Life in Braille – Newyorkcity Ending

Life in Braille
Newyorkcity Ending

California’s Life in Braille have a lot of talent, and it was no big surprise that a label picked one of their three self-released demo tapes to record as the band’s first full-length. This band rocks, combining bits of metal, punk, pop, and rock that hints at the 80s, the 90s, and today. That being said, Newyorkcity Ending (not titled regarding the events of 9/11/01) is a 51-minute album that’s at least 20 minutes too long.
There’s quite a few hints that the band members grew up listening to Poison and Cheap Trick as well as U2 and Metallica. What they forget about those rock bands (except for Metallica, perhaps) is that the perfect length of a straight-ahead rock song is about three and a half minutes.

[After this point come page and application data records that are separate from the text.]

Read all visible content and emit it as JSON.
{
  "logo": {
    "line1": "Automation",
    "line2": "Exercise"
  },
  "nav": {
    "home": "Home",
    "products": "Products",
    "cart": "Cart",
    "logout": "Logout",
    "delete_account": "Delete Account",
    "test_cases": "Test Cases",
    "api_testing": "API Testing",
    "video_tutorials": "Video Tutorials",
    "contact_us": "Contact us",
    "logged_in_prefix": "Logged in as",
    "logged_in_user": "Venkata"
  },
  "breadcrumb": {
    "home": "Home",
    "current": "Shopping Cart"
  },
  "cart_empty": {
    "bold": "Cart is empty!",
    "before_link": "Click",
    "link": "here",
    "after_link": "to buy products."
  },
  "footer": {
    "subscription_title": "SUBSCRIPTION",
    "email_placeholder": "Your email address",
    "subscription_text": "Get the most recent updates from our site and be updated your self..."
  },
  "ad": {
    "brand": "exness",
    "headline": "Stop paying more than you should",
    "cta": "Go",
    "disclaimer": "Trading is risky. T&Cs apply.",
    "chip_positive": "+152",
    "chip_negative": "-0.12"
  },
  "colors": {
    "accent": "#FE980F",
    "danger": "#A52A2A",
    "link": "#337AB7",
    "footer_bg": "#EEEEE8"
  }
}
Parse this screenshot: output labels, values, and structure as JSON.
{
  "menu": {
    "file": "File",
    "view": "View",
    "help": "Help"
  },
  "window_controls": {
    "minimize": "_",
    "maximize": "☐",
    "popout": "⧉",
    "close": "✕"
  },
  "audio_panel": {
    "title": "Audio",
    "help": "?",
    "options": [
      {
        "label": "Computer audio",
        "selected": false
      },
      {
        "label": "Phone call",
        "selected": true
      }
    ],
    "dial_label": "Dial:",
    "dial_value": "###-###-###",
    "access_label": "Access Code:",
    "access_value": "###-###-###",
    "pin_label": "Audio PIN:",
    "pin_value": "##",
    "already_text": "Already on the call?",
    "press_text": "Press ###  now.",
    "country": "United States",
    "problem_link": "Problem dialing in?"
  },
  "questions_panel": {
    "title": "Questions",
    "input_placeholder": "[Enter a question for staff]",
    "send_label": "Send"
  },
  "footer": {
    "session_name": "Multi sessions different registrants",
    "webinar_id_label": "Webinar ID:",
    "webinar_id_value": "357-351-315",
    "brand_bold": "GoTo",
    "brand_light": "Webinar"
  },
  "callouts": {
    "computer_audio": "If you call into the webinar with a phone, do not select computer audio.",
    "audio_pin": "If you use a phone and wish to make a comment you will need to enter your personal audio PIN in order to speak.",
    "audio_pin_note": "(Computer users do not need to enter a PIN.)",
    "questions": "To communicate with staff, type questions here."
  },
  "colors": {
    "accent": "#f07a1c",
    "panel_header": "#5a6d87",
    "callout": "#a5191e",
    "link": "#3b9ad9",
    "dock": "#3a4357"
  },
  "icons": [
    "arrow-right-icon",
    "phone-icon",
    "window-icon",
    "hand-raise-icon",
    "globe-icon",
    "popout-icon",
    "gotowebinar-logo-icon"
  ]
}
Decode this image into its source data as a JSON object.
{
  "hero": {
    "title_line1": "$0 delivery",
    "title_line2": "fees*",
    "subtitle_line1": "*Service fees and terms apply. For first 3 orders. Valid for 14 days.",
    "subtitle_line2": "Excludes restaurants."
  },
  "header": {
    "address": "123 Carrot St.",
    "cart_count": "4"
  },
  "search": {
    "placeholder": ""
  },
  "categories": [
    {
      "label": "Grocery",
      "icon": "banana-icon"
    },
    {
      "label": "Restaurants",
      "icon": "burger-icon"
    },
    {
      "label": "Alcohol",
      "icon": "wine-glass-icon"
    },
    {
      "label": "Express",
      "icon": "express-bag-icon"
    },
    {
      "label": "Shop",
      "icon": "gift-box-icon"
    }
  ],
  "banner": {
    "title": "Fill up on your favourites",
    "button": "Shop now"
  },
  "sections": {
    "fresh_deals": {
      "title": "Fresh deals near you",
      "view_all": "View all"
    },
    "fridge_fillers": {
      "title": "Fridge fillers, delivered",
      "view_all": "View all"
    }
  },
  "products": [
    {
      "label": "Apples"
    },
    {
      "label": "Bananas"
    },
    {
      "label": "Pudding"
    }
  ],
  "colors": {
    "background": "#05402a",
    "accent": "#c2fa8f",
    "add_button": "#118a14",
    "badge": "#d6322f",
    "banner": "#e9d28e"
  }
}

By stretching these 13 songs out, they clearly show a lack of self restraint. On the other hand, they have tremendous production, fantastic vocals, intricate drumming, and power-chugging guitars that all make up the perfect formula.
And that formula works, at least to start off the album. Giving a nod to their penchant for drinking and sarcastic lyrics, the opener, “The Jimmy Stewart Overture,” not only has one of the best song titles I’ve heard this year but also kicks the album off on a rambunctious romp. Like the Get Up Kids, the band uses playful, warbling keyboards (used on the rest of the album very lightly, unfortunately) that contrast the upbeat guitars, rhythm, and soaring vocals. They keep things on a positive level with “D’Nealian,” a track that starts off sounding like vintage Samiam and yet goes into a Cheap Trick bop complete with handclaps. I get the sense the band is offering a knowing smirk, saying that while they take their playing seriously, they don’t take their music all that seriously.
Unfortunately, they contradict themselves with several songs that are ridiculously serious. “Why don’t you people get a life and get out of mine?” lead singer Matthew Jones practically screams in “Ode to Friends I,” and he later belts out the even more powerful So fuck you, I don’t need anyone” on “The Cubist.” Perhaps if they took the more emotional route throughout – or even if they spaced out their less serious tracks – I’d buy it, but when they get all melodic and start to sound like Third Eye Blind on songs like “Hand Me Down” and “It’s Easier,” I find them harder to swallow. Yet as bad as those comments may be, there really are no bad songs here, except for, perhaps, the trying-too-hard punk of “Rebecca Rebecca.”
The band’s last two songs are over seven minutes and six minutes respectively, and that’s too much. Because, basically, this is a rock band. Sure, there are elements of chugging metal-like guitars and melodic emo tendencies, but in short, this band wants to play loud and fast so people can drink. They’re far more talented than your average bar band, and that’s extremely evident. I wish they took their music more seriously, actually, but this album was originally recorded some time ago, and I think with it paving the way, better things are in the future. So although this is a flawed album, its best moments shine very bright indeed.